In the course of researching my book, Hard to Get: 20-Something Women and the Paradox of Sexual Freedom, I’ve also found that young women are hungry for advice and information on how to build a relationship with a true partner and sustain a rich personal life. There’s a dearth of such information and advice and young women yearn for it.
And still, like many giving advice to younger women, Patton takes it for granted that the young women in her panel have their professional success taken care of, and that it’s separate from their personal lives. But young women know, as does Sheryl Sandberg, the ur-businesswoman, wife, and mother of the moment and author of Lean In, that the most important career decision a young woman will make is whom she will marry.
And yet even Sandberg, who makes such an important proclamation, one that is widely shared by other women at the height of their professions, gives short shrift in her book to advice and guidance on how to choose a partner and build a relationship before a woman has children.
In one paragraph in her chapter titled “Make your partner a real partner,” Sandberg provides only a hint of the kind of advice the young women I’ve spoken with seek. She writes:
When looking for a life partner …, date all of them: the bad boys, the cool boys, the commitment-phobic boys, the crazy boys. But do not marry them. The things that make bad boys sexy do not make them good husbands. When it comes time to settle down, find someone who wants an equal partner. Someone who thinks women should be smart, opinionated, and ambitious. Someone who values fairness and expects or, even better, wants to do his share in the home. These men exist and, trust me, over time, nothing is sexier (p. 115).
I couldn’t agree more. And yet, for the women I’ve spoken with, it feels complicated both to want and to find someone who wants to be an equal partner. I know that Lean In is not meant as a relationship manual, but it can make the choice of a partner seem a bit mechanical. Check, check, check the boxes, and there you have it. In real life, desire is a bit more complicated, and generally involves some ambivalence. Giving up the desire for the bad boy or the commitment-phobic boy doesn’t always happen so easily.

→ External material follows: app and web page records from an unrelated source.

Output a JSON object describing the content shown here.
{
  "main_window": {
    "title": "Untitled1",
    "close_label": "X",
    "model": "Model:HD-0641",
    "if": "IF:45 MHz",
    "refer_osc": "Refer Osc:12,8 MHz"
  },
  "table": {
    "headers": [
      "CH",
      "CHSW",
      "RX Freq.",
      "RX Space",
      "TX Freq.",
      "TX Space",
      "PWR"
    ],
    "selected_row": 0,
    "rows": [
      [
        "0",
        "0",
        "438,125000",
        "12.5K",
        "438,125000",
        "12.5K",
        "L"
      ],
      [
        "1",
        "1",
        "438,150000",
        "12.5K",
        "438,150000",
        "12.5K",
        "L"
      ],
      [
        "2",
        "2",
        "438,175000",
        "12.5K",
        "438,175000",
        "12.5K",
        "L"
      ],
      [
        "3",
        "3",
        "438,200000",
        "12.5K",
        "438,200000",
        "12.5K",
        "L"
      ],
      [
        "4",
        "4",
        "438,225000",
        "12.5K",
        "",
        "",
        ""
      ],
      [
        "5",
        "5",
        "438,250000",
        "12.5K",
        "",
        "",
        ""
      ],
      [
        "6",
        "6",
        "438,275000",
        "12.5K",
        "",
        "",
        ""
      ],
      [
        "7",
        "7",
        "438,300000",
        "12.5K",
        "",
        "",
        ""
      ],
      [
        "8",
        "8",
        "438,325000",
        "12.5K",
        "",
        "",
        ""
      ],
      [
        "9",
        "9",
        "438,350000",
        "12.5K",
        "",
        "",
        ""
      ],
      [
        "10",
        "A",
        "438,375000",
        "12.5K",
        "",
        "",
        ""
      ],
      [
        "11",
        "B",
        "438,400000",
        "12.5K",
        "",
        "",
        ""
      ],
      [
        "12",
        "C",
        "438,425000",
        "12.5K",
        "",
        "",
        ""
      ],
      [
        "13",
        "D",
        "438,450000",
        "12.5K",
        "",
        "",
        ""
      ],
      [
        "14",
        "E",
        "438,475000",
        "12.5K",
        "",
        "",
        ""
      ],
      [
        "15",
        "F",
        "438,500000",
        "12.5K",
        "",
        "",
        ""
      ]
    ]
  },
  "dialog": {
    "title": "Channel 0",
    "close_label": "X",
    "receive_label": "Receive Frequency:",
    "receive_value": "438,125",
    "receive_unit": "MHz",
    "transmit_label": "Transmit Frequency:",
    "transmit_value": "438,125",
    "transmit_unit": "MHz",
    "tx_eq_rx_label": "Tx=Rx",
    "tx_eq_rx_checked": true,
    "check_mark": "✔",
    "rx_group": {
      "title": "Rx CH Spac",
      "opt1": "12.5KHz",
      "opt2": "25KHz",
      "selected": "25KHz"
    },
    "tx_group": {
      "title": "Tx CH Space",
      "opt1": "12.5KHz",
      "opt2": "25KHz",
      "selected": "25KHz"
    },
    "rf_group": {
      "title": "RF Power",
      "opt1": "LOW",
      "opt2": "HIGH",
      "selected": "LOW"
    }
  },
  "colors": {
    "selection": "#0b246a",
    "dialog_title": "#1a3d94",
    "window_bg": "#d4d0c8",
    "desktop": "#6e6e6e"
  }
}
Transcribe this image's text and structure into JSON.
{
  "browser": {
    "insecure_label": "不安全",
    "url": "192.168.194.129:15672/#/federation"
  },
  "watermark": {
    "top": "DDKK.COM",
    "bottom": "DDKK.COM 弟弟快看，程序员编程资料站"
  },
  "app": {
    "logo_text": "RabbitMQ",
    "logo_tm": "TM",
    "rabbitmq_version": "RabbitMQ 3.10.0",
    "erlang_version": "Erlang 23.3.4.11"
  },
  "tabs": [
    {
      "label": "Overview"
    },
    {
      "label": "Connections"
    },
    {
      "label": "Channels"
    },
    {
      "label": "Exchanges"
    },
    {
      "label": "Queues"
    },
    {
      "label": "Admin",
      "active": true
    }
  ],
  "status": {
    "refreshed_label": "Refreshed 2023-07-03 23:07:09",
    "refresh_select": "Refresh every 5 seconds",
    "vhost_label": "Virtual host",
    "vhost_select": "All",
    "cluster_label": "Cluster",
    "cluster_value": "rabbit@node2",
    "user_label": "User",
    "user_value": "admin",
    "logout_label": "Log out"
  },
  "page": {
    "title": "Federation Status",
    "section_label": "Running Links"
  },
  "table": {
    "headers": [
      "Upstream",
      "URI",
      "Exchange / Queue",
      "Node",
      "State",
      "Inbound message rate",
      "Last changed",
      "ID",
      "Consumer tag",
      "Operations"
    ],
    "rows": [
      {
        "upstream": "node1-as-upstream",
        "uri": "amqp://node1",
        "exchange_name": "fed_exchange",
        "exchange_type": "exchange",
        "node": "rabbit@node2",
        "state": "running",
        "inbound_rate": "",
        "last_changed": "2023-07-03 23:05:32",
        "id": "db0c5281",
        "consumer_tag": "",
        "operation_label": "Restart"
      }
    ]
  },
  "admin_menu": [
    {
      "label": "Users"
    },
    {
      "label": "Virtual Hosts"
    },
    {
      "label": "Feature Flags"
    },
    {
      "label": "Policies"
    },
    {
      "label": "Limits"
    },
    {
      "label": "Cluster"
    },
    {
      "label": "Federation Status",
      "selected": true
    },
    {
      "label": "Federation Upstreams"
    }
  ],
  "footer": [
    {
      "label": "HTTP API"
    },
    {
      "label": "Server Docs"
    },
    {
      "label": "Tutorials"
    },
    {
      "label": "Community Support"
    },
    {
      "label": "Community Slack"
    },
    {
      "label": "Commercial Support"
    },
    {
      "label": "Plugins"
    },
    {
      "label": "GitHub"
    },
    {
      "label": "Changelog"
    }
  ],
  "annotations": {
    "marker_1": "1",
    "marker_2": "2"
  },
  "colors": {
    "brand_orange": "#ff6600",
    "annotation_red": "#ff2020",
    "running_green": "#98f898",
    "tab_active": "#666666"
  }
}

Those desires may have served their purpose for young women in their twenties - allowing them to delay the formation of ongoing commitments and pursue their careers wholeheartedly. But what happens when young women want to build a relationship?
The suggestion to lean in is necessary but not sufficient for young women who feel inhibited from wanting a relationship with a real partner. As I wrote last month in the Atlantic, women in their twenties sometimes feel ashamed about their desire for a relationship, and so are unlikely to invest time and energy in their relationships to the same degree that they invest in their professional endeavors. For young women who, albeit sheepishly, want to develop relationships that will support their professional success, more help is needed in discerning their desires and pursuing them whole-heartedly.
The real question young women would like to ask superstars like Sheryl Sandberg (and trailblazers like Susan Patton, a member of Princeton’s first graduating class that included women) is not just “How do you succeed professionally?” but also “How do you build a personal life that supports your career?”